“The private sector is a participant, we are a part of the system…and we think we are partly responsible in causing the problem and therefore we think we should be part of the solution,” said Ali-Dausy Massally, President, Business Action Against Corruption in Sierra Leone.
In recent weeks in Ghana, Tullow Oil and Kosmos Energy have posted contracts online in US Securities and Exchange Commission filings, and the Ghanaian government has now asked that all agreements be made public. This move is part of an emerging global trend. In July 2010, the US Congress passed the Dodd-Frank Act requiring greater transparency of oil, mining and gas companies listed on US exchanges.
More Coalitions for Transparency
WBI and AFR are also helping coalitions come together in East Africa and just held a workshop in Kampala, Uganda from June 1 to 3, 2011 bringing together the private sector, government, civil society and journalists. The group identified monitoring of construction, especially of road projects, as a key priority for Uganda. Going forward the group will lead monitoring efforts, including working with mobile phones to involve citizen directly.
“We had many participants, some meeting for the first time across a variety of sectors and put in a lot of energy into forming their coalitions,” said Marcela Rozo, Senior Operations Officer with WBI. “Different countries focused on different sectors – in Uganda, it was the construction of schools and the oil industry, pharmaceuticals in Kenya, construction of roads and mining in Tanzania, construction and mining in Zambia and general public procurement in Rwanda.”
Just as in West Africa, coalitions in each country created action plans to create innovative solutions to their issues of procurement and monitoring contracts.

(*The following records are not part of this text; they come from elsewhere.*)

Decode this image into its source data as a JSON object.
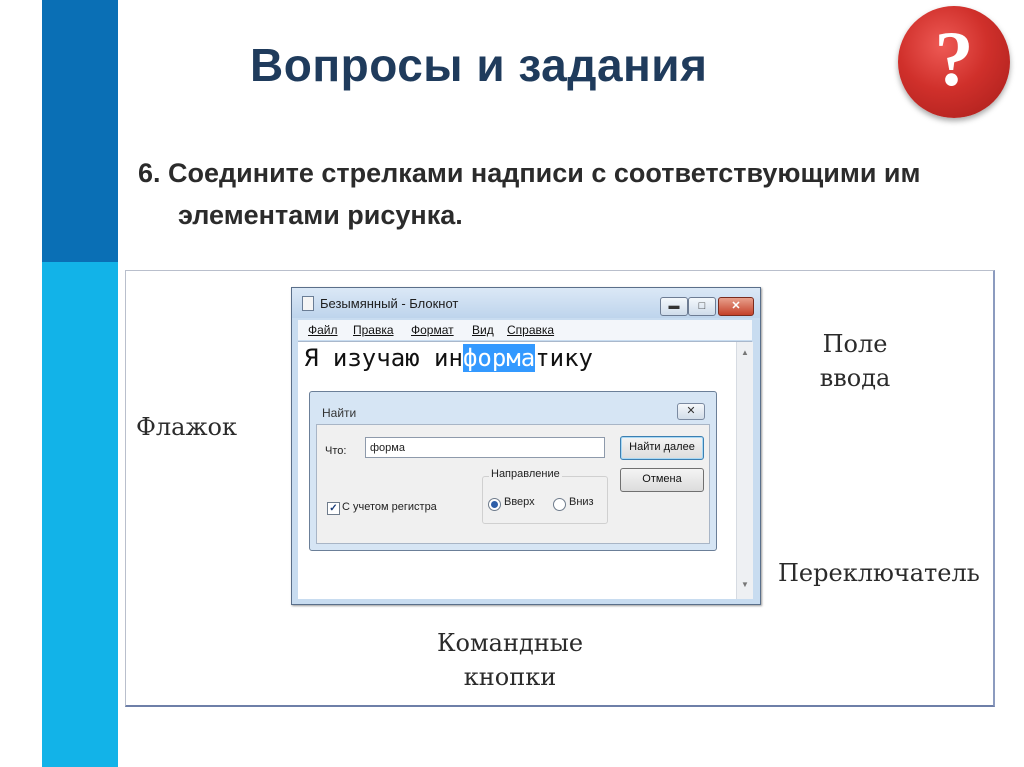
{
  "slide": {
    "title": "Вопросы и задания",
    "badge": "?",
    "task_line1": "6. Соедините стрелками надписи с соответствующими им",
    "task_line2": "элементами рисунка."
  },
  "labels": {
    "checkbox": "Флажок",
    "input_field_1": "Поле",
    "input_field_2": "ввода",
    "radio": "Переключатель",
    "buttons_1": "Командные",
    "buttons_2": "кнопки"
  },
  "notepad": {
    "title": "Безымянный - Блокнот",
    "menu": [
      "Файл",
      "Правка",
      "Формат",
      "Вид",
      "Справка"
    ],
    "text_before": "Я изучаю ин",
    "text_selected": "форма",
    "text_after": "тику",
    "min_glyph": "▬",
    "max_glyph": "□",
    "close_glyph": "✕"
  },
  "find_dialog": {
    "title": "Найти",
    "close_glyph": "✕",
    "what_label": "Что:",
    "what_value": "форма",
    "find_next": "Найти далее",
    "cancel": "Отмена",
    "direction_label": "Направление",
    "up_label": "Вверх",
    "down_label": "Вниз",
    "match_case_label": "С учетом регистра",
    "match_case_checked": true,
    "direction_selected": "Вверх"
  },
  "colors": {
    "bar_dark": "#0a6fb5",
    "bar_light": "#12b3e8",
    "badge": "#d0302b",
    "selection": "#3399ff"
  }
}
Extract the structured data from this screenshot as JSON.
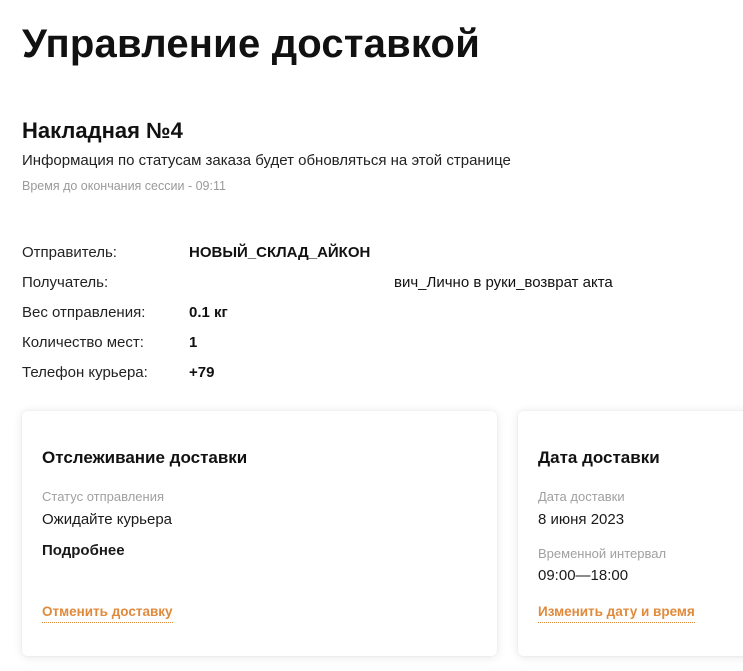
{
  "page": {
    "title": "Управление доставкой"
  },
  "invoice": {
    "title": "Накладная №4",
    "info": "Информация по статусам заказа будет обновляться на этой странице",
    "session": "Время до окончания сессии - 09:11"
  },
  "details": {
    "sender_label": "Отправитель:",
    "sender_value": "НОВЫЙ_СКЛАД_АЙКОН",
    "recipient_label": "Получатель:",
    "recipient_value": "вич_Лично в руки_возврат акта",
    "weight_label": "Вес отправления:",
    "weight_value": "0.1 кг",
    "places_label": "Количество мест:",
    "places_value": "1",
    "phone_label": "Телефон курьера:",
    "phone_value": "+79"
  },
  "tracking": {
    "title": "Отслеживание доставки",
    "status_label": "Статус отправления",
    "status_value": "Ожидайте курьера",
    "more_link": "Подробнее",
    "cancel_link": "Отменить доставку"
  },
  "delivery_date": {
    "title": "Дата доставки",
    "date_label": "Дата доставки",
    "date_value": "8 июня 2023",
    "interval_label": "Временной интервал",
    "interval_value": "09:00—18:00",
    "change_link": "Изменить дату и время"
  },
  "colors": {
    "accent": "#e08a3c",
    "muted": "#a0a0a0"
  }
}
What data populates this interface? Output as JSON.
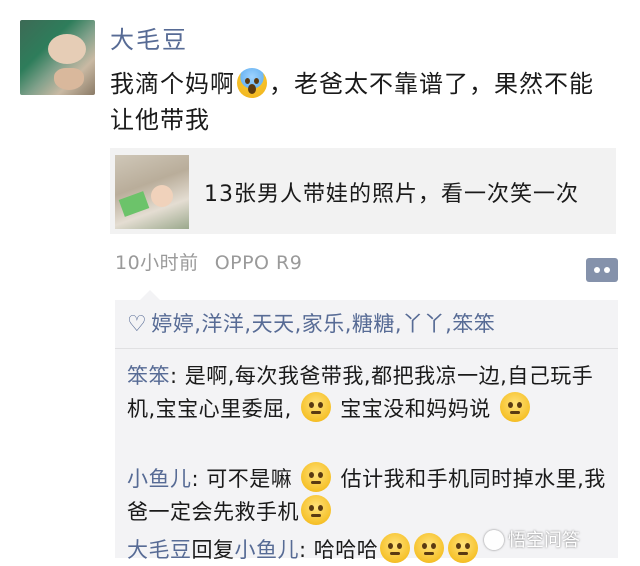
{
  "post": {
    "username": "大毛豆",
    "text_before_emoji": "我滴个妈啊",
    "emoji_1": "scream-emoji",
    "text_after_emoji": "，老爸太不靠谱了，果然不能让他带我"
  },
  "share_card": {
    "title": "13张男人带娃的照片，看一次笑一次"
  },
  "meta": {
    "time": "10小时前",
    "device": "OPPO R9"
  },
  "comments_box": {
    "likes": "婷婷,洋洋,天天,家乐,糖糖,丫丫,笨笨",
    "comments": [
      {
        "name": "笨笨",
        "text_a": ": 是啊,每次我爸带我,都把我凉一边,自己玩手机,宝宝心里委屈, ",
        "text_b": " 宝宝没和妈妈说",
        "emojis": [
          "awkward-emoji",
          "sad-emoji"
        ]
      },
      {
        "name": "小鱼儿",
        "text_a": ": 可不是嘛 ",
        "text_b": " 估计我和手机同时掉水里,我爸一定会先救手机",
        "emojis": [
          "awkward-emoji",
          "crying-emoji"
        ]
      },
      {
        "name": "大毛豆",
        "reply_word": "回复",
        "reply_to": "小鱼儿",
        "text_a": ": 哈哈哈",
        "emojis": [
          "grin-emoji",
          "grin-emoji",
          "grin-emoji"
        ]
      }
    ]
  },
  "watermark": "悟空问答"
}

“Construction sector has many stakeholders with different needs,” said Dr. Shirima, Public Procurement Regulatory Authority in Tanzania. “There is often conflict each party tries to solve it by itself and this does not work. Having a multi-stakeholder approach will help us to get smart solutions to solve common problems”